1. There’s little room for advancement
Even if your employees enjoy their current position, there should be clear roles they could eventually step into that would help them become more valuable to the company. Most people want to have opportunities available that serve as an initiative to grow and perform well within their department. If these advancement opportunities are few and far between, it’s a good idea to look at your company’s professional development initiatives.
What you can do:
Hire from within whenever possible. If you’re constantly hiring outside talent for managerial roles, employees can get frustrated with that as it seems like their efforts are being overlooked. While hiring internally is not always an option, more roles may be able to be introduced that would show seniority for your high-performing, dedicated employees.
2. Employees don’t know where they fit
As far as the success of a business is concerned, every employee can serve as a catalyst for the business’ accomplishments. If an employee does not have a clear-cut understanding of their role within the department and how they fit into the success of the business, it can be detrimental to any company culture. In a culture that needs improvement, employees can lack motivation when they are unsure how their work is meaningful to the organization.
What you can do:
Be transparent and allow your employees access to the company’s quarterly or annual goals.

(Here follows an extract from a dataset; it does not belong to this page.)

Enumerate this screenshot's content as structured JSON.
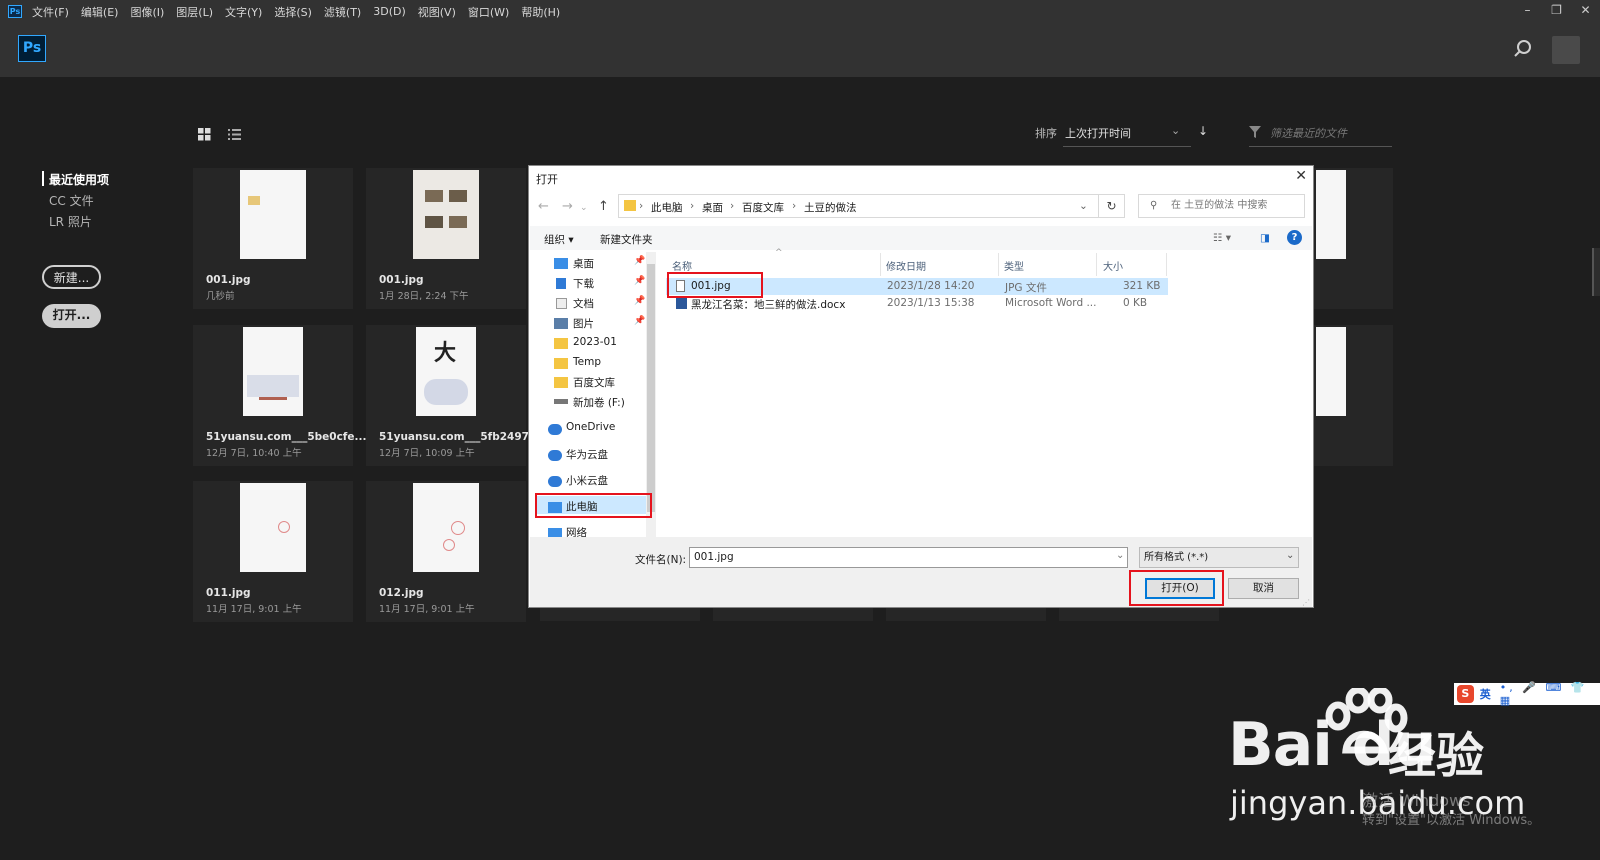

Hold meetings that your employees are invited to that will keep them informed on the progress of the company and what you mean to accomplish as a leader. Every department should have goals for the year that clearly define areas that need improvement, and each employee should be able to sustainably meet those goals within the year. Along the way, you as a leader should recognize when an employee is not meeting the goals and work with them to get back on track.
3. Work/Life balance is a struggle
Employees who are dedicated to their work often find conflict in their work/life balance, but even the outstanding workers will find themselves faced with burnout if they don’t strike a balance between their work life and their personal life. If your employees in a specific position feel like they can’t get the amount of work done that’s expected of them in a reasonable amount of time, it’s time to reconsider the role.
What you can do:
As a leader, you should offer your employees to speak out in a non-threatening way and voice their concerns. Oftentimes, people don’t want to complain to their bosses in person, so having an anonymous survey once or twice a year to gauge your employee’s happiness will be helpful in determining whether or not people in your organization struggle with obtaining a work/life balance.